Records from a data collection:
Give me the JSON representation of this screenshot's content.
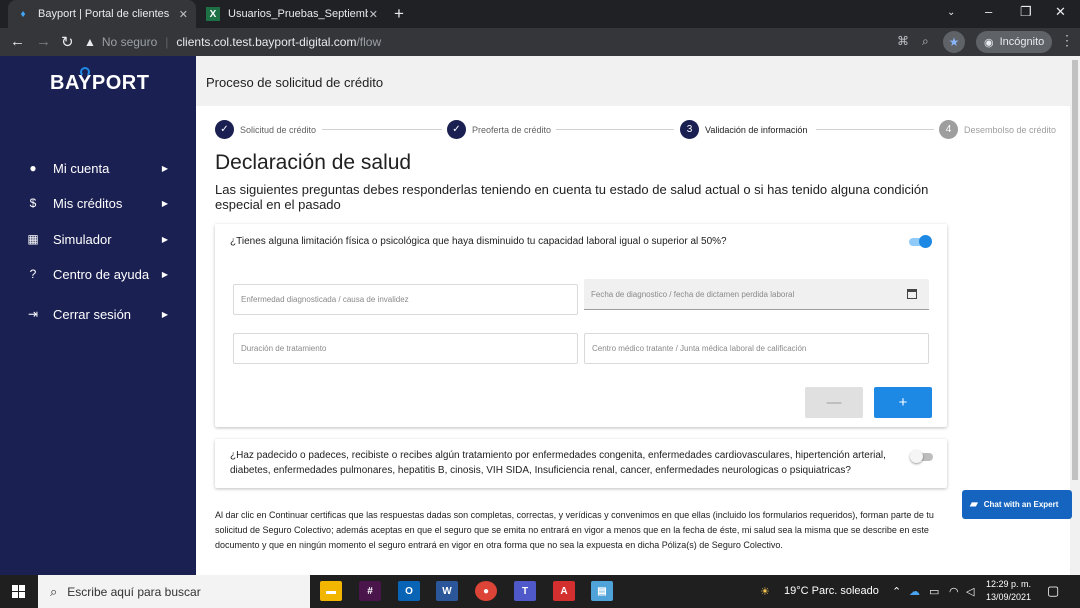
{
  "browser": {
    "tabs": [
      {
        "title": "Bayport | Portal de clientes",
        "icon": "bayport-favicon"
      },
      {
        "title": "Usuarios_Pruebas_Septiembre_O",
        "icon": "excel-icon"
      }
    ],
    "url_warning": "No seguro",
    "url_host": "clients.col.test.bayport-digital.com",
    "url_path": "/flow",
    "incognito_label": "Incógnito"
  },
  "sidebar": {
    "logo": "BAYPORT",
    "items": [
      {
        "label": "Mi cuenta",
        "icon": "person-icon"
      },
      {
        "label": "Mis créditos",
        "icon": "dollar-icon"
      },
      {
        "label": "Simulador",
        "icon": "calculator-icon"
      },
      {
        "label": "Centro de ayuda",
        "icon": "help-icon"
      },
      {
        "label": "Cerrar sesión",
        "icon": "logout-icon"
      }
    ]
  },
  "header": {
    "title": "Proceso de solicitud de crédito"
  },
  "stepper": [
    {
      "label": "Solicitud de crédito",
      "symbol": "✓",
      "state": "done"
    },
    {
      "label": "Preoferta de crédito",
      "symbol": "✓",
      "state": "done"
    },
    {
      "label": "Validación de información",
      "symbol": "3",
      "state": "current"
    },
    {
      "label": "Desembolso de crédito",
      "symbol": "4",
      "state": "pending"
    }
  ],
  "main": {
    "title": "Declaración de salud",
    "lead": "Las siguientes preguntas debes responderlas teniendo en cuenta tu estado de salud actual o si has tenido alguna condición especial en el pasado",
    "q1": {
      "text": "¿Tienes alguna limitación física o psicológica que haya disminuido tu capacidad laboral igual o superior al 50%?",
      "toggle": "on",
      "fields": {
        "disease": "Enfermedad diagnosticada / causa de invalidez",
        "date": "Fecha de diagnostico / fecha de dictamen perdida laboral",
        "duration": "Duración de tratamiento",
        "center": "Centro médico tratante / Junta médica laboral de calificación"
      },
      "minus_label": "—",
      "plus_label": "+"
    },
    "q2": {
      "text": "¿Haz padecido o padeces, recibiste o recibes algún tratamiento por enfermedades congenita, enfermedades cardiovasculares, hipertención arterial, diabetes, enfermedades pulmonares, hepatitis B, cinosis, VIH SIDA, Insuficiencia renal, cancer, enfermedades neurologicas o psiquiatricas?",
      "toggle": "off"
    },
    "legal": "Al dar clic en Continuar certificas que las respuestas dadas son completas, correctas, y verídicas y convenimos en que ellas (incluido los formularios requeridos), forman parte de tu solicitud de Seguro Colectivo; además aceptas en que el seguro que se emita no entrará en vigor a menos que en la fecha de éste, mi salud sea la misma que se describe en este documento y que en ningún momento el seguro entrará en vigor en otra forma que no sea la expuesta en dicha Póliza(s) de Seguro Colectivo."
  },
  "chat": {
    "label": "Chat with an Expert"
  },
  "taskbar": {
    "search_placeholder": "Escribe aquí para buscar",
    "weather": "19°C  Parc. soleado",
    "time": "12:29 p. m.",
    "date": "13/09/2021",
    "apps": [
      "file-explorer-icon",
      "slack-icon",
      "outlook-icon",
      "word-icon",
      "chrome-icon",
      "teams-icon",
      "acrobat-icon",
      "notepad-icon"
    ]
  }
}
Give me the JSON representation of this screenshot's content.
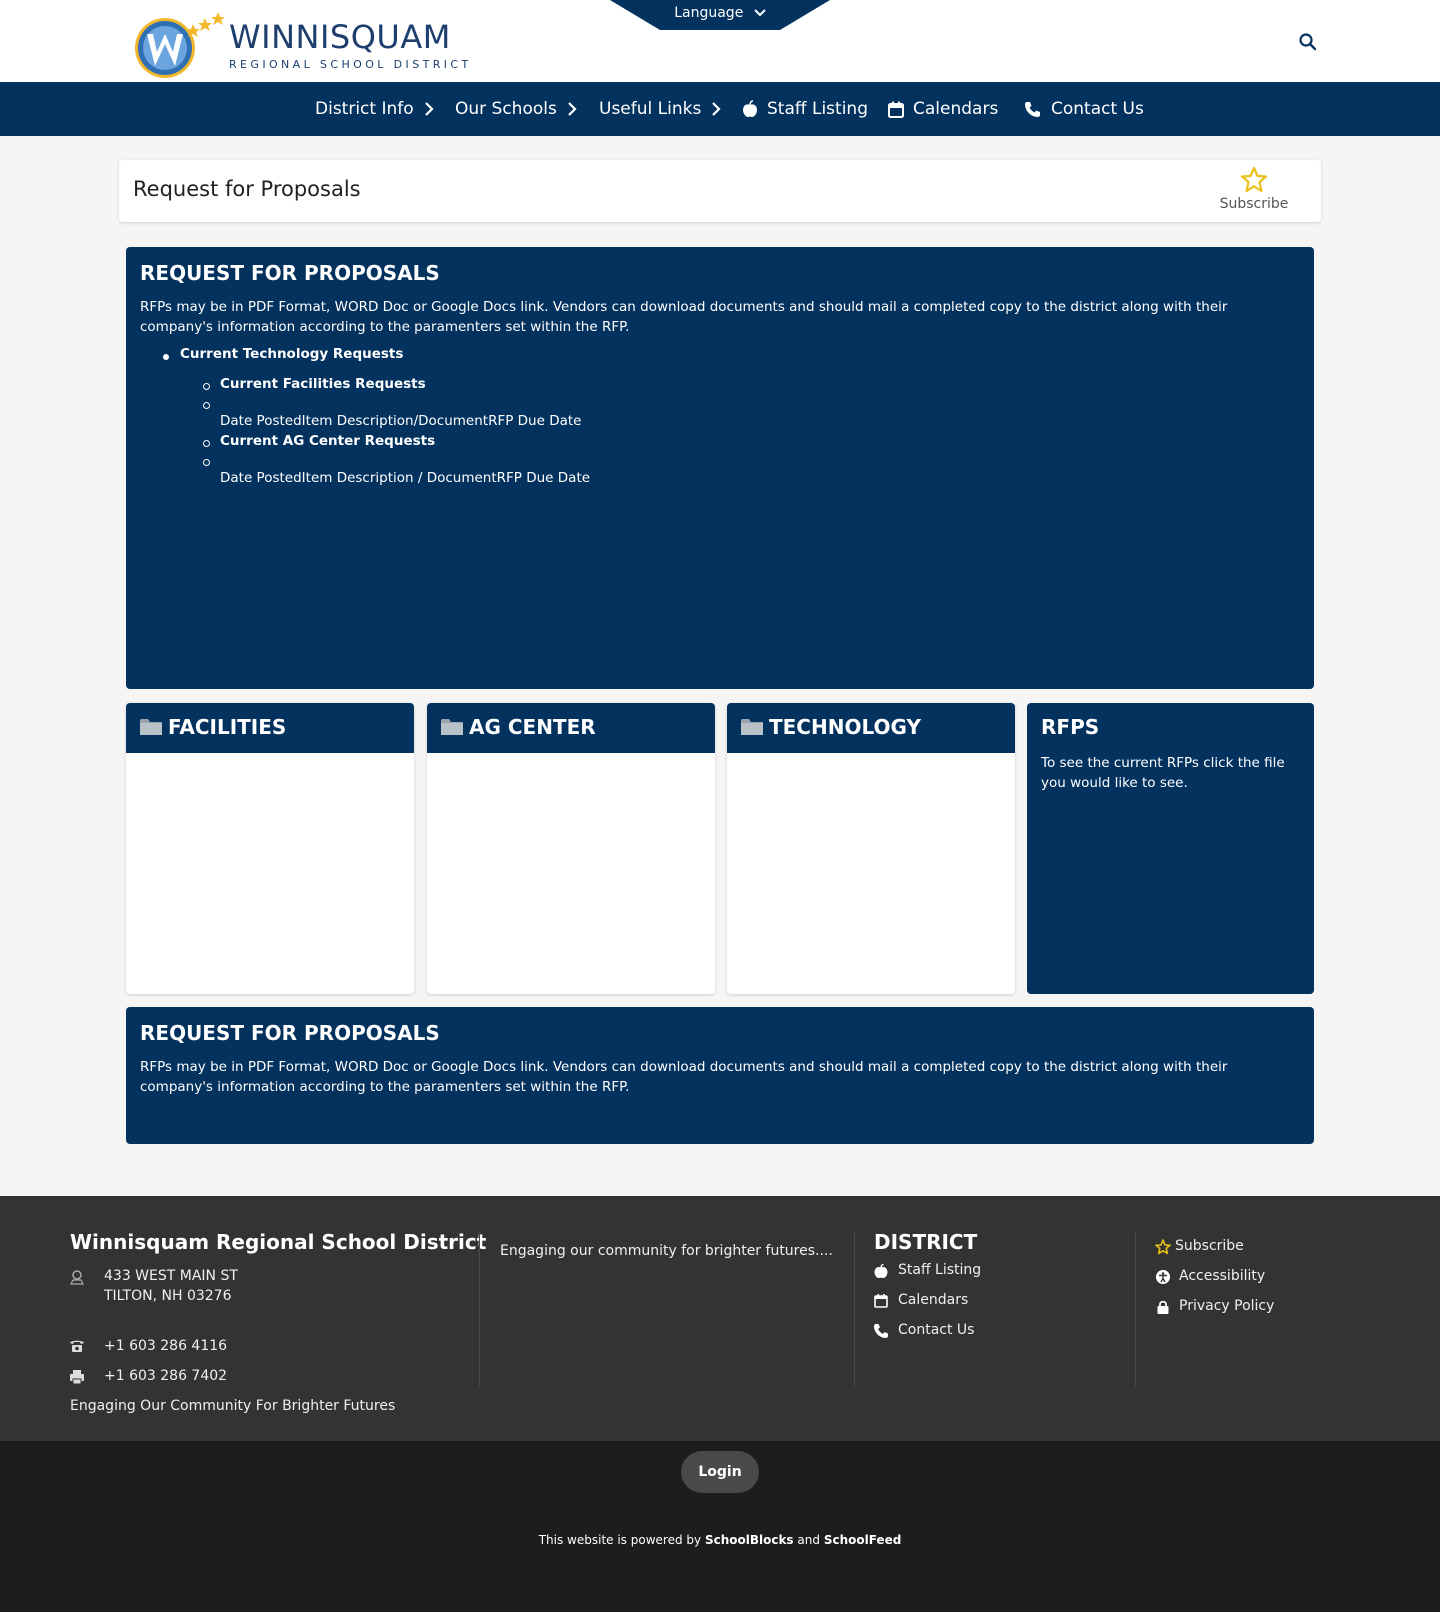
{
  "header": {
    "logo_title": "WINNISQUAM",
    "logo_subtitle": "REGIONAL SCHOOL DISTRICT",
    "language_label": "Language"
  },
  "nav": {
    "items": [
      {
        "label": "District Info",
        "icon": "chevron-right-icon"
      },
      {
        "label": "Our Schools",
        "icon": "chevron-right-icon"
      },
      {
        "label": "Useful Links",
        "icon": "chevron-right-icon"
      },
      {
        "label": "Staff Listing",
        "icon": "apple-icon"
      },
      {
        "label": "Calendars",
        "icon": "calendar-icon"
      },
      {
        "label": "Contact Us",
        "icon": "phone-icon"
      }
    ]
  },
  "page": {
    "title": "Request for Proposals",
    "subscribe_label": "Subscribe"
  },
  "rfp_block_1": {
    "heading": "REQUEST FOR PROPOSALS",
    "text": "RFPs may be in PDF Format, WORD Doc or Google Docs link. Vendors can download documents and should mail a completed copy to the district along with their company's information according to the paramenters set within the RFP.",
    "list": {
      "item_1": "Current Technology Requests",
      "sub_1": "Current Facilities Requests",
      "sub_2_text": "Date PostedItem Description/DocumentRFP Due Date",
      "sub_3": "Current AG Center Requests",
      "sub_4_text": "Date PostedItem Description / DocumentRFP Due Date"
    }
  },
  "cards": {
    "facilities": "FACILITIES",
    "ag_center": "AG CENTER",
    "technology": "TECHNOLOGY",
    "rfps_heading": "RFPS",
    "rfps_text": "To see the current RFPs click the file you would like to see."
  },
  "rfp_block_2": {
    "heading": "REQUEST FOR PROPOSALS",
    "text": "RFPs may be in PDF Format, WORD Doc or Google Docs link. Vendors can download documents and should mail a completed copy to the district along with their company's information according to the paramenters set within the RFP."
  },
  "footer": {
    "district_name": "Winnisquam Regional School District",
    "address_line1": "433 WEST MAIN ST",
    "address_line2": "TILTON, NH 03276",
    "phone": "+1 603 286 4116",
    "fax": "+1 603 286 7402",
    "motto": "Engaging Our Community For Brighter Futures",
    "tagline": "Engaging our community for brighter futures....",
    "district_heading": "DISTRICT",
    "district_links": [
      "Staff Listing",
      "Calendars",
      "Contact Us"
    ],
    "misc_links": [
      "Subscribe",
      "Accessibility",
      "Privacy Policy"
    ],
    "login_label": "Login",
    "powered_prefix": "This website is powered by",
    "powered_brand1": "SchoolBlocks",
    "powered_and": "and",
    "powered_brand2": "SchoolFeed"
  },
  "colors": {
    "navy": "#03325f",
    "star_gold": "#e8c21a",
    "footer_bg": "#333331"
  }
}
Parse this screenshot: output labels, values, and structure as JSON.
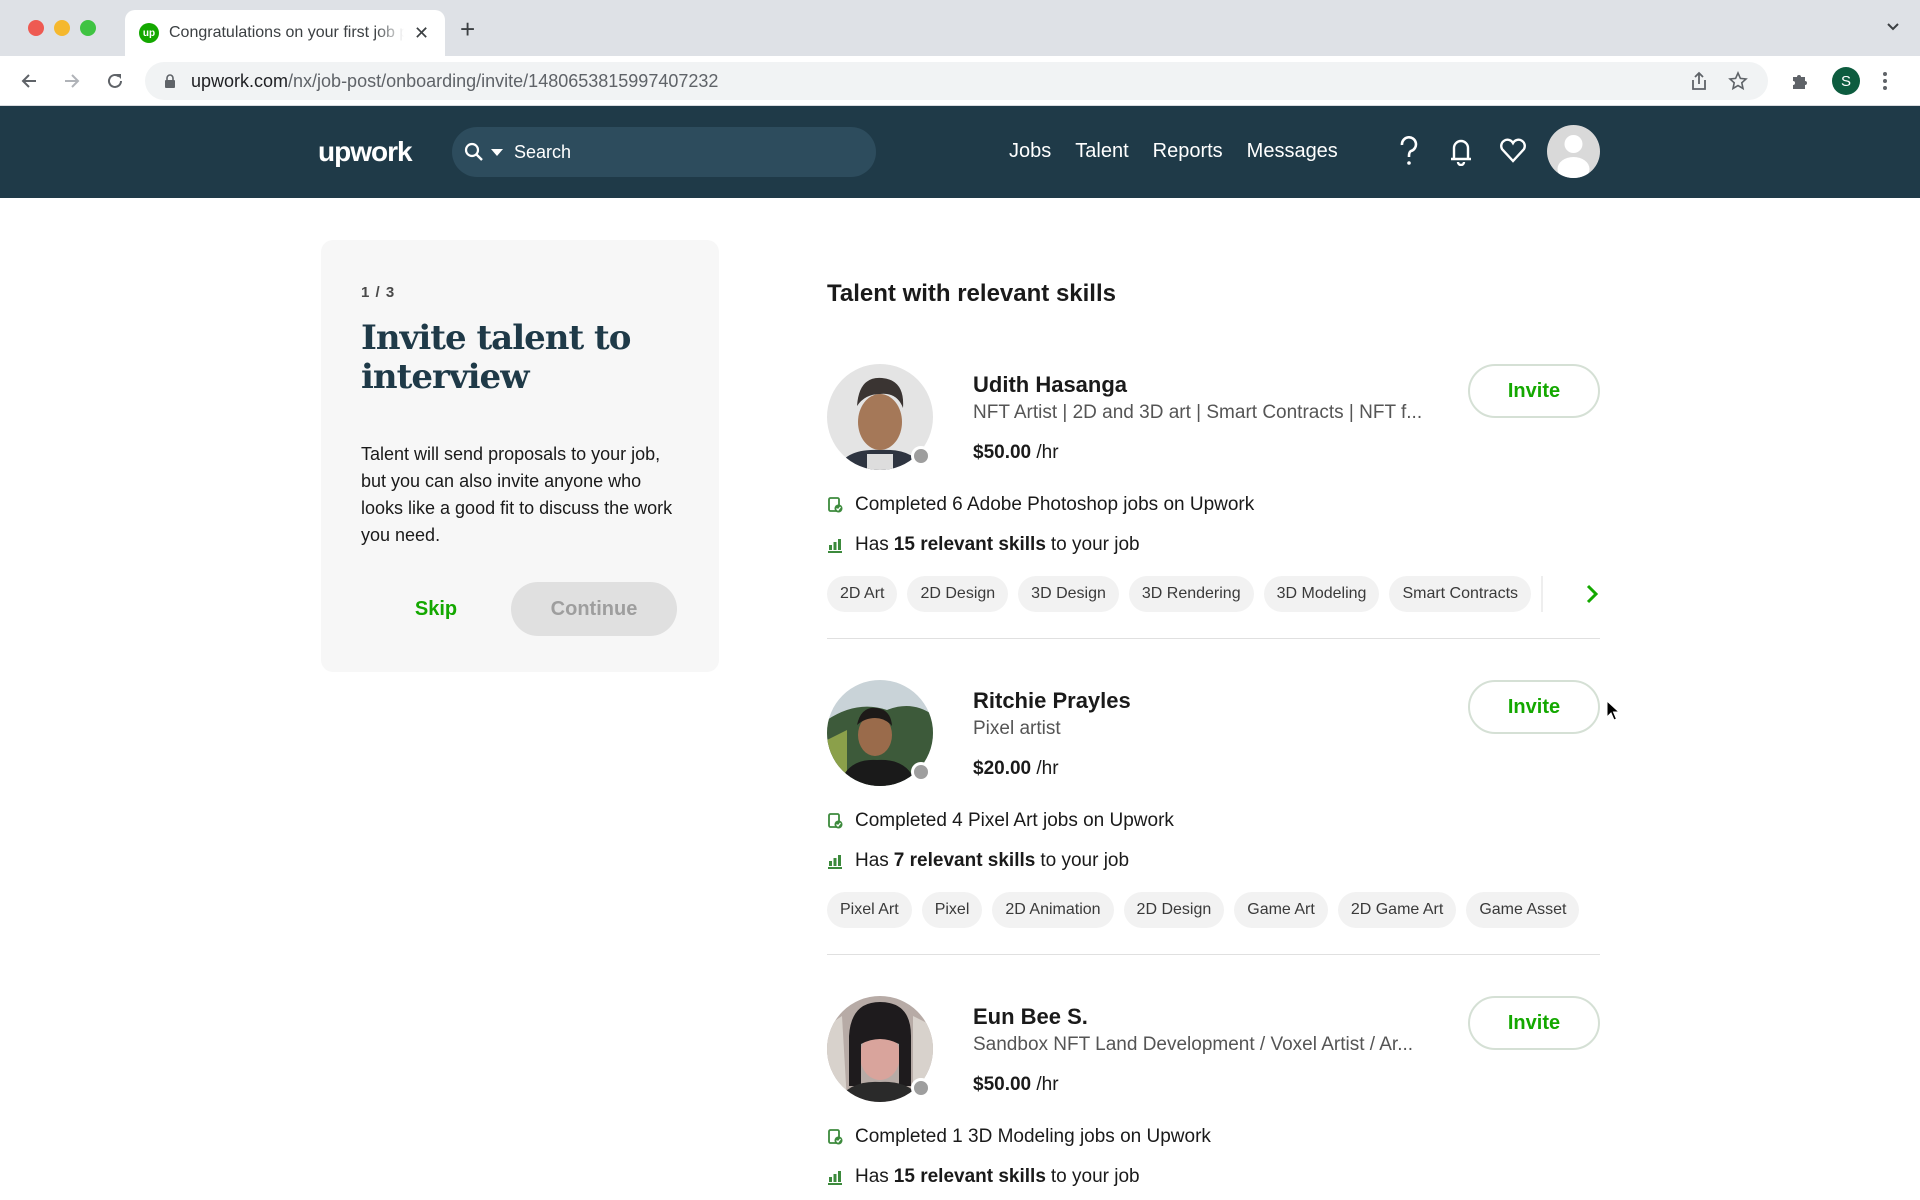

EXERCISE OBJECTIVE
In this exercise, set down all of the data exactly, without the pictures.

EXERCISE OUTPUT
Give me the JSON representation of this screenshot's content.
{
  "browser": {
    "tabs": [
      {
        "title": "Bayport | Portal de clientes",
        "icon": "bayport-favicon"
      },
      {
        "title": "Usuarios_Pruebas_Septiembre_O",
        "icon": "excel-icon"
      }
    ],
    "url_warning": "No seguro",
    "url_host": "clients.col.test.bayport-digital.com",
    "url_path": "/flow",
    "incognito_label": "Incógnito"
  },
  "sidebar": {
    "logo": "BAYPORT",
    "items": [
      {
        "label": "Mi cuenta",
        "icon": "person-icon"
      },
      {
        "label": "Mis créditos",
        "icon": "dollar-icon"
      },
      {
        "label": "Simulador",
        "icon": "calculator-icon"
      },
      {
        "label": "Centro de ayuda",
        "icon": "help-icon"
      },
      {
        "label": "Cerrar sesión",
        "icon": "logout-icon"
      }
    ]
  },
  "header": {
    "title": "Proceso de solicitud de crédito"
  },
  "stepper": [
    {
      "label": "Solicitud de crédito",
      "symbol": "✓",
      "state": "done"
    },
    {
      "label": "Preoferta de crédito",
      "symbol": "✓",
      "state": "done"
    },
    {
      "label": "Validación de información",
      "symbol": "3",
      "state": "current"
    },
    {
      "label": "Desembolso de crédito",
      "symbol": "4",
      "state": "pending"
    }
  ],
  "main": {
    "title": "Declaración de salud",
    "lead": "Las siguientes preguntas debes responderlas teniendo en cuenta tu estado de salud actual o si has tenido alguna condición especial en el pasado",
    "q1": {
      "text": "¿Tienes alguna limitación física o psicológica que haya disminuido tu capacidad laboral igual o superior al 50%?",
      "toggle": "on",
      "fields": {
        "disease": "Enfermedad diagnosticada / causa de invalidez",
        "date": "Fecha de diagnostico / fecha de dictamen perdida laboral",
        "duration": "Duración de tratamiento",
        "center": "Centro médico tratante / Junta médica laboral de calificación"
      },
      "minus_label": "—",
      "plus_label": "+"
    },
    "q2": {
      "text": "¿Haz padecido o padeces, recibiste o recibes algún tratamiento por enfermedades congenita, enfermedades cardiovasculares, hipertención arterial, diabetes, enfermedades pulmonares, hepatitis B, cinosis, VIH SIDA, Insuficiencia renal, cancer, enfermedades neurologicas o psiquiatricas?",
      "toggle": "off"
    },
    "legal": "Al dar clic en Continuar certificas que las respuestas dadas son completas, correctas, y verídicas y convenimos en que ellas (incluido los formularios requeridos), forman parte de tu solicitud de Seguro Colectivo; además aceptas en que el seguro que se emita no entrará en vigor a menos que en la fecha de éste, mi salud sea la misma que se describe en este documento y que en ningún momento el seguro entrará en vigor en otra forma que no sea la expuesta en dicha Póliza(s) de Seguro Colectivo."
  },
  "chat": {
    "label": "Chat with an Expert"
  },
  "taskbar": {
    "search_placeholder": "Escribe aquí para buscar",
    "weather": "19°C  Parc. soleado",
    "time": "12:29 p. m.",
    "date": "13/09/2021",
    "apps": [
      "file-explorer-icon",
      "slack-icon",
      "outlook-icon",
      "word-icon",
      "chrome-icon",
      "teams-icon",
      "acrobat-icon",
      "notepad-icon"
    ]
  }
}
Give me the JSON representation of this screenshot's content.
{
  "header": {
    "logo_title": "WINNISQUAM",
    "logo_subtitle": "REGIONAL SCHOOL DISTRICT",
    "language_label": "Language"
  },
  "nav": {
    "items": [
      {
        "label": "District Info",
        "icon": "chevron-right-icon"
      },
      {
        "label": "Our Schools",
        "icon": "chevron-right-icon"
      },
      {
        "label": "Useful Links",
        "icon": "chevron-right-icon"
      },
      {
        "label": "Staff Listing",
        "icon": "apple-icon"
      },
      {
        "label": "Calendars",
        "icon": "calendar-icon"
      },
      {
        "label": "Contact Us",
        "icon": "phone-icon"
      }
    ]
  },
  "page": {
    "title": "Request for Proposals",
    "subscribe_label": "Subscribe"
  },
  "rfp_block_1": {
    "heading": "REQUEST FOR PROPOSALS",
    "text": "RFPs may be in PDF Format, WORD Doc or Google Docs link. Vendors can download documents and should mail a completed copy to the district along with their company's information according to the paramenters set within the RFP.",
    "list": {
      "item_1": "Current Technology Requests",
      "sub_1": "Current Facilities Requests",
      "sub_2_text": "Date PostedItem Description/DocumentRFP Due Date",
      "sub_3": "Current AG Center Requests",
      "sub_4_text": "Date PostedItem Description / DocumentRFP Due Date"
    }
  },
  "cards": {
    "facilities": "FACILITIES",
    "ag_center": "AG CENTER",
    "technology": "TECHNOLOGY",
    "rfps_heading": "RFPS",
    "rfps_text": "To see the current RFPs click the file you would like to see."
  },
  "rfp_block_2": {
    "heading": "REQUEST FOR PROPOSALS",
    "text": "RFPs may be in PDF Format, WORD Doc or Google Docs link. Vendors can download documents and should mail a completed copy to the district along with their company's information according to the paramenters set within the RFP."
  },
  "footer": {
    "district_name": "Winnisquam Regional School District",
    "address_line1": "433 WEST MAIN ST",
    "address_line2": "TILTON, NH 03276",
    "phone": "+1 603 286 4116",
    "fax": "+1 603 286 7402",
    "motto": "Engaging Our Community For Brighter Futures",
    "tagline": "Engaging our community for brighter futures....",
    "district_heading": "DISTRICT",
    "district_links": [
      "Staff Listing",
      "Calendars",
      "Contact Us"
    ],
    "misc_links": [
      "Subscribe",
      "Accessibility",
      "Privacy Policy"
    ],
    "login_label": "Login",
    "powered_prefix": "This website is powered by",
    "powered_brand1": "SchoolBlocks",
    "powered_and": "and",
    "powered_brand2": "SchoolFeed"
  },
  "colors": {
    "navy": "#03325f",
    "star_gold": "#e8c21a",
    "footer_bg": "#333331"
  }
}
Parse this screenshot: output labels, values, and structure as JSON.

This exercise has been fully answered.